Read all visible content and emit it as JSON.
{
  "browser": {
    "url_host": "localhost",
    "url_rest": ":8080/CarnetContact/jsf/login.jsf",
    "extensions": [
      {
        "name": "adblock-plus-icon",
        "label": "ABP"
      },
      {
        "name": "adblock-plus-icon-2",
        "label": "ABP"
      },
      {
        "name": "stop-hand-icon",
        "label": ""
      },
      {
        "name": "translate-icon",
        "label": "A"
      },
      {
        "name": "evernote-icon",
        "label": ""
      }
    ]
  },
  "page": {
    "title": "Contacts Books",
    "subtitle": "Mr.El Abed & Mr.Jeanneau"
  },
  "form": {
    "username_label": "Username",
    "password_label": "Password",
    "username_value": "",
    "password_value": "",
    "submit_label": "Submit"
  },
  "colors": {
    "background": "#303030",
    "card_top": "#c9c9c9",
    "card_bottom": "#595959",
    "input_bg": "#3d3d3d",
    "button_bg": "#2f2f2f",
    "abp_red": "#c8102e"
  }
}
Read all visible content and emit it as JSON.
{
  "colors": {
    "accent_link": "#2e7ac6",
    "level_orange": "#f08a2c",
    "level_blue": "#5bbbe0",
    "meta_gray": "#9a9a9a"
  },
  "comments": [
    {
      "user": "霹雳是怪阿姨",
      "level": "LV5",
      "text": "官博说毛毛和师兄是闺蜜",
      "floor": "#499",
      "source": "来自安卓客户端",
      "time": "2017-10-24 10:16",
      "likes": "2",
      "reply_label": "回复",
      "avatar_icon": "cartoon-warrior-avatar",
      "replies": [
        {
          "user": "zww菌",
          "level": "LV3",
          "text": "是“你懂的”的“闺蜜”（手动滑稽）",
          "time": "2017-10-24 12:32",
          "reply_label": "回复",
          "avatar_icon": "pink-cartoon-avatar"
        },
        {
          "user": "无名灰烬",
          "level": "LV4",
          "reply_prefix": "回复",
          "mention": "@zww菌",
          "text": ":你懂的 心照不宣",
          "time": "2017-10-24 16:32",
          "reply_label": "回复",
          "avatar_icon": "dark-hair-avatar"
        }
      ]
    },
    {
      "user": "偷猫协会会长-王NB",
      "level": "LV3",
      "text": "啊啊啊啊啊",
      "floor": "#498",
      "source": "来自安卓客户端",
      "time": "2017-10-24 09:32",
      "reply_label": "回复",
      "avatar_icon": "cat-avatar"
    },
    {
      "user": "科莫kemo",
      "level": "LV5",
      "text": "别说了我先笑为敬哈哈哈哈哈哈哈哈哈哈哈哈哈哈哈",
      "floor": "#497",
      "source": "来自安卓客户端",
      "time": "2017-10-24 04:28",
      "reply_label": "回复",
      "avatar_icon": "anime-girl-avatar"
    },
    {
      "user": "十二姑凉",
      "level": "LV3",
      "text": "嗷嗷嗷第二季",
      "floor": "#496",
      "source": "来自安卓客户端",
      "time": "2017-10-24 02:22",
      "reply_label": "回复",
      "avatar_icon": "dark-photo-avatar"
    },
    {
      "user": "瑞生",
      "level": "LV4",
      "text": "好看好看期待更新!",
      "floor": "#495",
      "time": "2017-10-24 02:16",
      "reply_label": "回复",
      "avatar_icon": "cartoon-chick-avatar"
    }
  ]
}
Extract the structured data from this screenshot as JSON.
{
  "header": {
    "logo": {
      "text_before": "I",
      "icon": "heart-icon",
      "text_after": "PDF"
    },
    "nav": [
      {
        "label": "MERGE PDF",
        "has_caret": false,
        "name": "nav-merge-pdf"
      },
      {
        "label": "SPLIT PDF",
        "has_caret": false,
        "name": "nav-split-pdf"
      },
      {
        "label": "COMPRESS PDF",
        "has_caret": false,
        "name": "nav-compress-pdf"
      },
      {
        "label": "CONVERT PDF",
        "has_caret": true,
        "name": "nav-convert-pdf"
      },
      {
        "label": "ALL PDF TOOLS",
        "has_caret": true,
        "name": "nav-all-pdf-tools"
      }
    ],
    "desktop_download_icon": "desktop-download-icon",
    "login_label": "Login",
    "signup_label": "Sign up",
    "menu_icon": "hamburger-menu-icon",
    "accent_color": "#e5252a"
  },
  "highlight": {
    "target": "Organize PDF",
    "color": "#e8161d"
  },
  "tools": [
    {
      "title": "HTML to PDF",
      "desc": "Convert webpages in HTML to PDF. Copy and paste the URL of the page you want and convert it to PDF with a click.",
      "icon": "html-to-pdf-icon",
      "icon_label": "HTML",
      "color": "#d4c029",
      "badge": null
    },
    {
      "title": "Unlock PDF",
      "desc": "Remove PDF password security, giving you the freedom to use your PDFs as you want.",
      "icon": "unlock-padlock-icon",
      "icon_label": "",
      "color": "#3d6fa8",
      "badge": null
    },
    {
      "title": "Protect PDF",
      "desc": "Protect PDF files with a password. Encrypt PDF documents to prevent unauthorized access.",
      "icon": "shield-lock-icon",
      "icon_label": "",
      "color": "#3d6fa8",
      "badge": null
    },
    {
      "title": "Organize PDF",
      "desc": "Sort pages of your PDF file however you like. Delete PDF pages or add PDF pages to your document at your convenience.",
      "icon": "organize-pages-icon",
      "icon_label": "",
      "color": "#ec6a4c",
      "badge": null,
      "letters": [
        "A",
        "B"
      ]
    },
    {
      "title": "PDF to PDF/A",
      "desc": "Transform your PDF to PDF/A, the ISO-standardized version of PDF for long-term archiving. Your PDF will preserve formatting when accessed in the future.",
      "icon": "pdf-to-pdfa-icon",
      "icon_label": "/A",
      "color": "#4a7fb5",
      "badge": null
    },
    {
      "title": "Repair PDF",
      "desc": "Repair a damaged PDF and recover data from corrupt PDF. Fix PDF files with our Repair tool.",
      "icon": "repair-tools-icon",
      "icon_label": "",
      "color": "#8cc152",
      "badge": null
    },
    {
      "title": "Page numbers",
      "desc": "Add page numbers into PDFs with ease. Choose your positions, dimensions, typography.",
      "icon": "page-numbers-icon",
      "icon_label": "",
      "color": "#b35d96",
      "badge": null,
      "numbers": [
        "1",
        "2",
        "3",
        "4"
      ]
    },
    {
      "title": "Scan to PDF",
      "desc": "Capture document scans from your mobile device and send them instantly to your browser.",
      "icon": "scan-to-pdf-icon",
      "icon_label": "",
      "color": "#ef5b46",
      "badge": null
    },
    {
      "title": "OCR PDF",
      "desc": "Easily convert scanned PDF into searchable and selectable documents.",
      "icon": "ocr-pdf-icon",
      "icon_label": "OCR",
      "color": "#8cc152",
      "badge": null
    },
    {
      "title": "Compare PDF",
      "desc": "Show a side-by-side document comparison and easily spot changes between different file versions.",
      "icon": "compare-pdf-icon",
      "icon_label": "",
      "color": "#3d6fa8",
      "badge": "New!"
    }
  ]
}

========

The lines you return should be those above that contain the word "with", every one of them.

Exercise output =>
      "desc": "Convert webpages in HTML to PDF. Copy and paste the URL of the page you want and convert it to PDF with a click.",
      "desc": "Protect PDF files with a password. Encrypt PDF documents to prevent unauthorized access.",
      "desc": "Repair a damaged PDF and recover data from corrupt PDF. Fix PDF files with our Repair tool.",
      "desc": "Add page numbers into PDFs with ease. Choose your positions, dimensions, typography.",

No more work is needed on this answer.